> What the exercise asks
Each line of the material must appear again in the answer, exactly.

> Material supplied

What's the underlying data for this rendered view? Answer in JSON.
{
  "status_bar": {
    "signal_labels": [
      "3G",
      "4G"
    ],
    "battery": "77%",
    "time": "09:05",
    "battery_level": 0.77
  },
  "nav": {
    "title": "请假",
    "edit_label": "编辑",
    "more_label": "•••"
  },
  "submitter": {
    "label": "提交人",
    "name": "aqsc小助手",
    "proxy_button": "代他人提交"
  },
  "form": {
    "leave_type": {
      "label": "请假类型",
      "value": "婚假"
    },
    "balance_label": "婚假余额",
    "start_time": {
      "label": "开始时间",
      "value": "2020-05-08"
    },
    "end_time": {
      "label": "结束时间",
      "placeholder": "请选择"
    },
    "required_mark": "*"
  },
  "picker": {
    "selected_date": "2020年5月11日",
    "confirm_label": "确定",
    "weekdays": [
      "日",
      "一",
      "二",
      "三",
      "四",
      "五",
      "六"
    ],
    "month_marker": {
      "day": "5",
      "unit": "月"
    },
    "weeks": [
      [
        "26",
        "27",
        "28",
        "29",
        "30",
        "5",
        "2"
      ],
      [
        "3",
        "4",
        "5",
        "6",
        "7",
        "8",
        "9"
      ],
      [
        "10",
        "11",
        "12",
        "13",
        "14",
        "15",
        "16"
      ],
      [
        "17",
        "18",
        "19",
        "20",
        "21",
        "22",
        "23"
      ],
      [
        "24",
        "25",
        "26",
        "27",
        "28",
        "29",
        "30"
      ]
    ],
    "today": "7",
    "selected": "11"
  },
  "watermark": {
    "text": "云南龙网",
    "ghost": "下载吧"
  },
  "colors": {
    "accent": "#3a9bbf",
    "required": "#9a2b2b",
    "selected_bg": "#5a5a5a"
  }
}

> Solution for this exercise
What's the underlying data for this rendered view? Answer in JSON.
{
  "status_bar": {
    "signal_labels": [
      "3G",
      "4G"
    ],
    "battery": "77%",
    "time": "09:05",
    "battery_level": 0.77
  },
  "nav": {
    "title": "请假",
    "edit_label": "编辑",
    "more_label": "•••"
  },
  "submitter": {
    "label": "提交人",
    "name": "aqsc小助手",
    "proxy_button": "代他人提交"
  },
  "form": {
    "leave_type": {
      "label": "请假类型",
      "value": "婚假"
    },
    "balance_label": "婚假余额",
    "start_time": {
      "label": "开始时间",
      "value": "2020-05-08"
    },
    "end_time": {
      "label": "结束时间",
      "placeholder": "请选择"
    },
    "required_mark": "*"
  },
  "picker": {
    "selected_date": "2020年5月11日",
    "confirm_label": "确定",
    "weekdays": [
      "日",
      "一",
      "二",
      "三",
      "四",
      "五",
      "六"
    ],
    "month_marker": {
      "day": "5",
      "unit": "月"
    },
    "weeks": [
      [
        "26",
        "27",
        "28",
        "29",
        "30",
        "5",
        "2"
      ],
      [
        "3",
        "4",
        "5",
        "6",
        "7",
        "8",
        "9"
      ],
      [
        "10",
        "11",
        "12",
        "13",
        "14",
        "15",
        "16"
      ],
      [
        "17",
        "18",
        "19",
        "20",
        "21",
        "22",
        "23"
      ],
      [
        "24",
        "25",
        "26",
        "27",
        "28",
        "29",
        "30"
      ]
    ],
    "today": "7",
    "selected": "11"
  },
  "watermark": {
    "text": "云南龙网",
    "ghost": "下载吧"
  },
  "colors": {
    "accent": "#3a9bbf",
    "required": "#9a2b2b",
    "selected_bg": "#5a5a5a"
  }
}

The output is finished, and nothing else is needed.